Ben-Dickson-Math-Dice-Champ-2012Ben Dickson won the Math Dice individual competition. Taylor Elementary schoolers won the team competition.
Correction (May 8, 1:30a.m.): Ben Dickson is a Tuckahoe Elementary School student.
Ben Dickson took home top individual honors at Arlington’s ninth annual MathDice competition Saturday morning. Over 130 students from all of Arlington’s elementary schools participated in this simple competition that uses a lot of basic-math smarts.
The game: roll two 12-sided dice and multiply them to get a target number. Roll three “scoring” dice and use those numbers in any combination of math functions to reach that target number.
Knowing your powers is key, Ben said.
The competition is timed, with judges making sure the students play fair. Others checked work and scores. Students, teachers and parents filled the multipurpose room of Carlin Springs Elementary.
Taylor Elementary School took home the top team prize. The rules are largely the same for teams, except that four team members plus two alternates compete together.
Anne Reynolds, a math teacher at Taylor Elementary, said her team of seven kids all participated individually, but only six played during the team competition.
“We are very proud of them. The kids worked hard … every Friday during lunch time they’ve been practicing,” she said. At her school all fifth graders play a MathDice competition earlier in the year so that everyone who wants to try has a shot at the team. The top six or seven players are chosen. They practice two or three months during lunch on Fridays.
“It’s a good long time that they practice,” Reynolds said.
One last area of competition is a team spirit award. That honor went to Barcroft Elementary.
That portion of the competition started as a fun aside, with the winners getting rubber chickens. But if you tell elementary schoolers that a rubber chicken is on the line, the competition gets fierce.
The team spirit competition has grown over the years, and this year featured acrobatics, songs, dances and other theatrics, said Bill Ritchie, president and co-founder of ThinkFun, an Alexandria game creator and manufacturer. His son, now grown, created MathDice when he was a pre-teen, Ritchie said.

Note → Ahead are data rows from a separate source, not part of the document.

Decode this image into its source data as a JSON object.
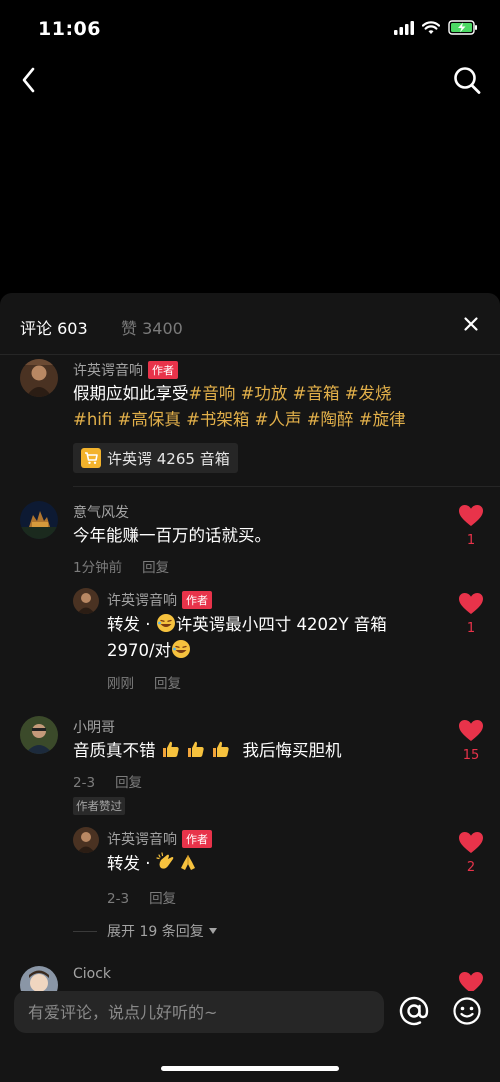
{
  "status": {
    "time": "11:06"
  },
  "tabs": {
    "comments": "评论 603",
    "likes": "赞 3400"
  },
  "comments": [
    {
      "user": "许英谔音响",
      "tag": "作者",
      "text": "假期应如此享受",
      "hashtags_line1": "#音响 #功放 #音箱 #发烧",
      "hashtags_line2": "#hifi #高保真 #书架箱 #人声 #陶醉 #旋律",
      "product": "许英谔 4265 音箱"
    },
    {
      "user": "意气风发",
      "text": "今年能赚一百万的话就买。",
      "time": "1分钟前",
      "reply": "回复",
      "likes": "1",
      "sub": {
        "user": "许英谔音响",
        "tag": "作者",
        "text_prefix": "转发 · ",
        "text_a": "许英谔最小四寸 4202Y 音箱",
        "text_b": "2970/对",
        "time": "刚刚",
        "reply": "回复",
        "likes": "1"
      }
    },
    {
      "user": "小明哥",
      "text_a": "音质真不错",
      "text_b": "我后悔买胆机",
      "time": "2-3",
      "reply": "回复",
      "likes": "15",
      "badge": "作者赞过",
      "sub": {
        "user": "许英谔音响",
        "tag": "作者",
        "text_prefix": "转发 · ",
        "time": "2-3",
        "reply": "回复",
        "likes": "2"
      },
      "expand": "展开 19 条回复"
    },
    {
      "user": "Ciock"
    }
  ],
  "input": {
    "placeholder": "有爱评论，说点儿好听的~"
  },
  "colors": {
    "accent": "#e8334a",
    "hashtag": "#e2b04a",
    "sheet": "#151515"
  }
}
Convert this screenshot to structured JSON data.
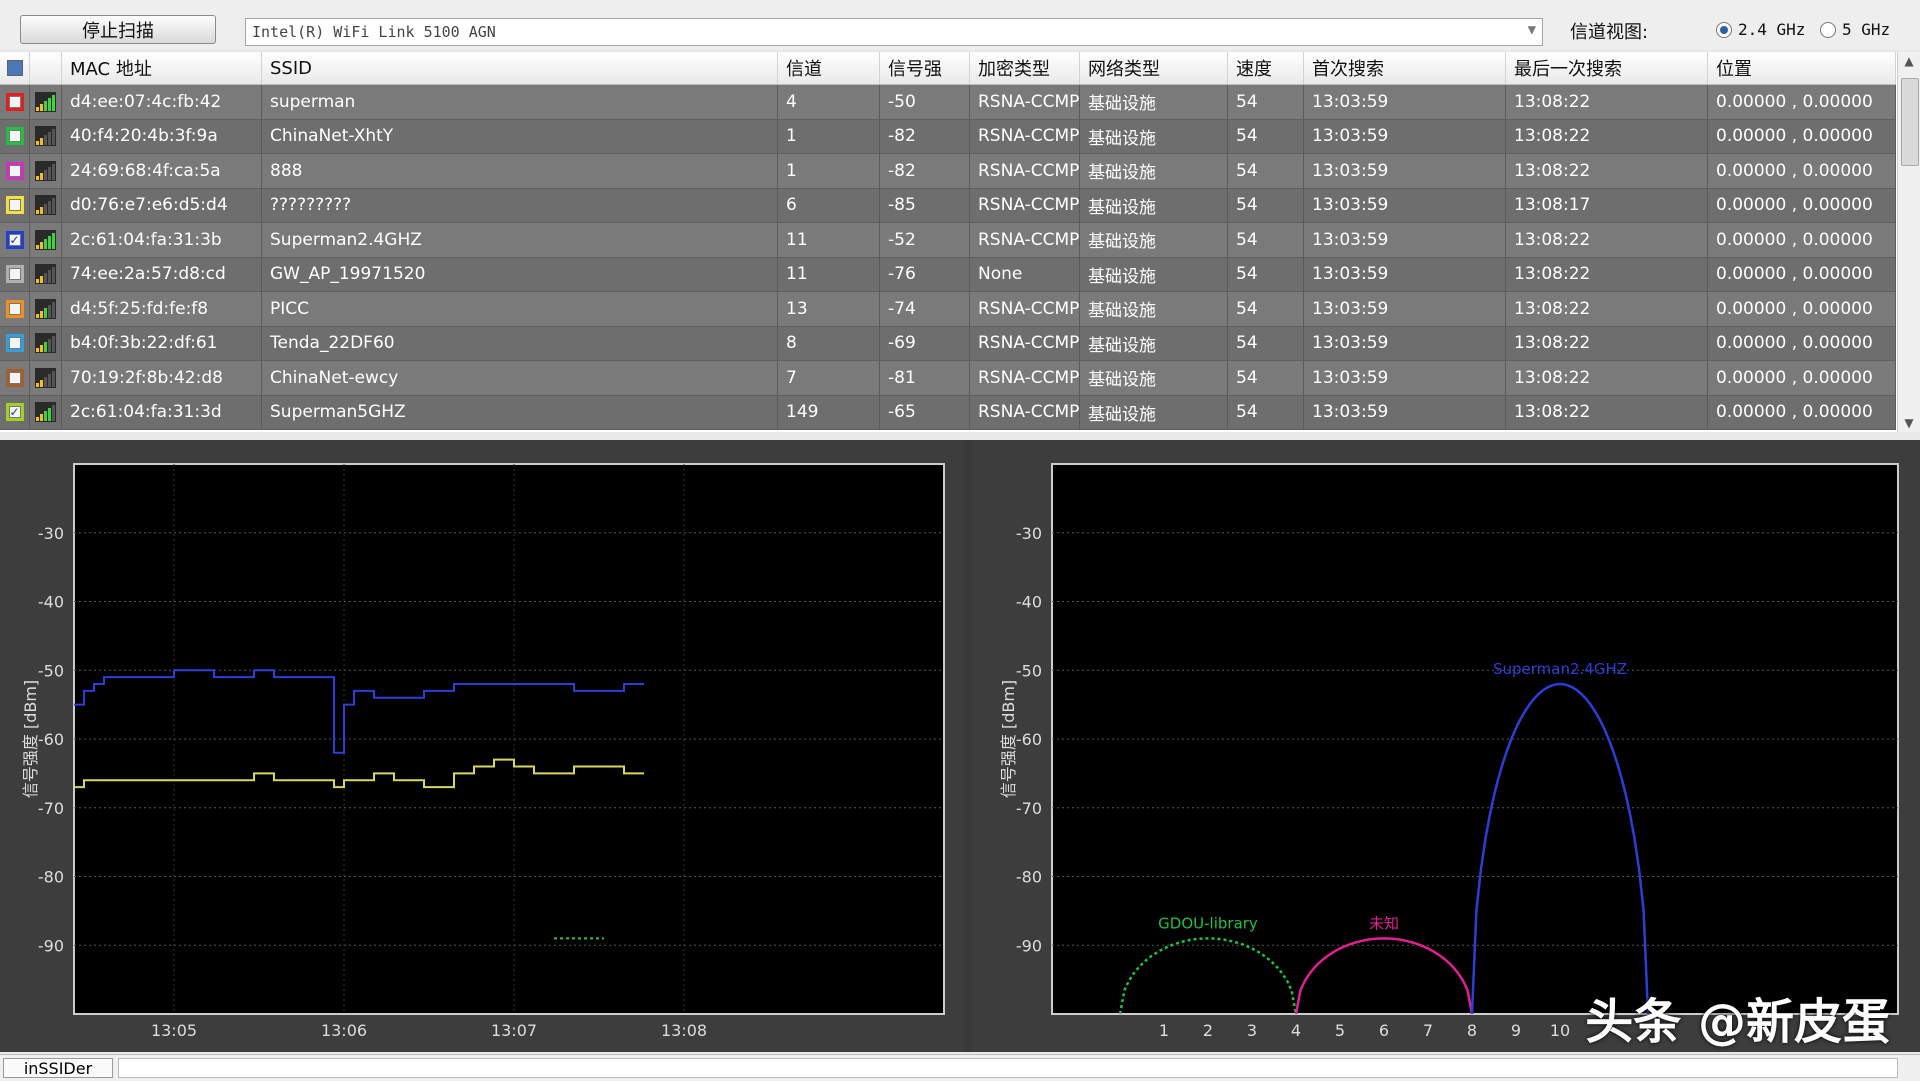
{
  "toolbar": {
    "stop_scan_label": "停止扫描",
    "adapter_value": "Intel(R) WiFi Link 5100 AGN",
    "channel_view_label": "信道视图:",
    "band_24_label": "2.4 GHz",
    "band_5_label": "5 GHz",
    "selected_band": "2.4 GHz"
  },
  "table": {
    "columns": [
      "MAC 地址",
      "SSID",
      "信道",
      "信号强",
      "加密类型",
      "网络类型",
      "速度",
      "首次搜索",
      "最后一次搜索",
      "位置"
    ],
    "rows": [
      {
        "color": "#e02020",
        "checked": false,
        "mac": "d4:ee:07:4c:fb:42",
        "ssid": "superman",
        "channel": "4",
        "rssi": "-50",
        "security": "RSNA-CCMP",
        "network": "基础设施",
        "speed": "54",
        "first": "13:03:59",
        "last": "13:08:22",
        "position": "0.00000 , 0.00000"
      },
      {
        "color": "#22c040",
        "checked": false,
        "mac": "40:f4:20:4b:3f:9a",
        "ssid": "ChinaNet-XhtY",
        "channel": "1",
        "rssi": "-82",
        "security": "RSNA-CCMP",
        "network": "基础设施",
        "speed": "54",
        "first": "13:03:59",
        "last": "13:08:22",
        "position": "0.00000 , 0.00000"
      },
      {
        "color": "#d030c0",
        "checked": false,
        "mac": "24:69:68:4f:ca:5a",
        "ssid": "888",
        "channel": "1",
        "rssi": "-82",
        "security": "RSNA-CCMP",
        "network": "基础设施",
        "speed": "54",
        "first": "13:03:59",
        "last": "13:08:22",
        "position": "0.00000 , 0.00000"
      },
      {
        "color": "#f0e040",
        "checked": false,
        "mac": "d0:76:e7:e6:d5:d4",
        "ssid": "?????????",
        "channel": "6",
        "rssi": "-85",
        "security": "RSNA-CCMP",
        "network": "基础设施",
        "speed": "54",
        "first": "13:03:59",
        "last": "13:08:17",
        "position": "0.00000 , 0.00000"
      },
      {
        "color": "#2040d0",
        "checked": true,
        "mac": "2c:61:04:fa:31:3b",
        "ssid": "Superman2.4GHZ",
        "channel": "11",
        "rssi": "-52",
        "security": "RSNA-CCMP",
        "network": "基础设施",
        "speed": "54",
        "first": "13:03:59",
        "last": "13:08:22",
        "position": "0.00000 , 0.00000"
      },
      {
        "color": "#b0b0b0",
        "checked": false,
        "mac": "74:ee:2a:57:d8:cd",
        "ssid": "GW_AP_19971520",
        "channel": "11",
        "rssi": "-76",
        "security": "None",
        "network": "基础设施",
        "speed": "54",
        "first": "13:03:59",
        "last": "13:08:22",
        "position": "0.00000 , 0.00000"
      },
      {
        "color": "#f09020",
        "checked": false,
        "mac": "d4:5f:25:fd:fe:f8",
        "ssid": "PICC",
        "channel": "13",
        "rssi": "-74",
        "security": "RSNA-CCMP",
        "network": "基础设施",
        "speed": "54",
        "first": "13:03:59",
        "last": "13:08:22",
        "position": "0.00000 , 0.00000"
      },
      {
        "color": "#30a0e0",
        "checked": false,
        "mac": "b4:0f:3b:22:df:61",
        "ssid": "Tenda_22DF60",
        "channel": "8",
        "rssi": "-69",
        "security": "RSNA-CCMP",
        "network": "基础设施",
        "speed": "54",
        "first": "13:03:59",
        "last": "13:08:22",
        "position": "0.00000 , 0.00000"
      },
      {
        "color": "#a06030",
        "checked": false,
        "mac": "70:19:2f:8b:42:d8",
        "ssid": "ChinaNet-ewcy",
        "channel": "7",
        "rssi": "-81",
        "security": "RSNA-CCMP",
        "network": "基础设施",
        "speed": "54",
        "first": "13:03:59",
        "last": "13:08:22",
        "position": "0.00000 , 0.00000"
      },
      {
        "color": "#a0d020",
        "checked": true,
        "mac": "2c:61:04:fa:31:3d",
        "ssid": "Superman5GHZ",
        "channel": "149",
        "rssi": "-65",
        "security": "RSNA-CCMP",
        "network": "基础设施",
        "speed": "54",
        "first": "13:03:59",
        "last": "13:08:22",
        "position": "0.00000 , 0.00000"
      }
    ]
  },
  "chart_data": [
    {
      "type": "line",
      "ylabel": "信号强度 [dBm]",
      "x_ticks": [
        "13:05",
        "13:06",
        "13:07",
        "13:08"
      ],
      "ylim": [
        -100,
        -20
      ],
      "y_ticks": [
        -30,
        -40,
        -50,
        -60,
        -70,
        -80,
        -90
      ],
      "grid": true,
      "series": [
        {
          "color": "#2b3fd8",
          "x": [
            0,
            1,
            2,
            3,
            6,
            10,
            14,
            18,
            20,
            25,
            26,
            27,
            28,
            30,
            35,
            38,
            40,
            42,
            44,
            46,
            50,
            55,
            57
          ],
          "y": [
            -55,
            -53,
            -52,
            -51,
            -51,
            -50,
            -51,
            -50,
            -51,
            -51,
            -62,
            -55,
            -53,
            -54,
            -53,
            -52,
            -52,
            -52,
            -52,
            -52,
            -53,
            -52,
            -52
          ]
        },
        {
          "color": "#d8d860",
          "x": [
            0,
            1,
            5,
            10,
            18,
            20,
            25,
            26,
            27,
            30,
            32,
            35,
            38,
            40,
            42,
            44,
            46,
            50,
            55,
            57
          ],
          "y": [
            -67,
            -66,
            -66,
            -66,
            -65,
            -66,
            -66,
            -67,
            -66,
            -65,
            -66,
            -67,
            -65,
            -64,
            -63,
            -64,
            -65,
            -64,
            -65,
            -65
          ]
        },
        {
          "color": "#d82020",
          "x": [
            48,
            53
          ],
          "y": [
            -89,
            -89
          ]
        },
        {
          "color": "#22c040",
          "x": [
            48,
            53
          ],
          "y": [
            -89,
            -89
          ]
        }
      ]
    },
    {
      "type": "area",
      "ylabel": "信号强度 [dBm]",
      "x_ticks": [
        "1",
        "2",
        "3",
        "4",
        "5",
        "6",
        "7",
        "8",
        "9",
        "10"
      ],
      "ylim": [
        -100,
        -20
      ],
      "y_ticks": [
        -30,
        -40,
        -50,
        -60,
        -70,
        -80,
        -90
      ],
      "grid": true,
      "networks": [
        {
          "label": "GDOU-library",
          "color": "#20c040",
          "center": 2,
          "peak": -89,
          "style": "dotted"
        },
        {
          "label": "未知",
          "color": "#e02090",
          "center": 6,
          "peak": -89,
          "style": "solid"
        },
        {
          "label": "Superman2.4GHZ",
          "color": "#2b3fd8",
          "center": 10,
          "peak": -52,
          "style": "solid"
        }
      ]
    }
  ],
  "statusbar": {
    "tab_label": "inSSIDer"
  },
  "watermark": "头条 @新皮蛋"
}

The Optimist Club of Arlington, Virginia, ThinkFun and Arlington Public Schools sponsored the event.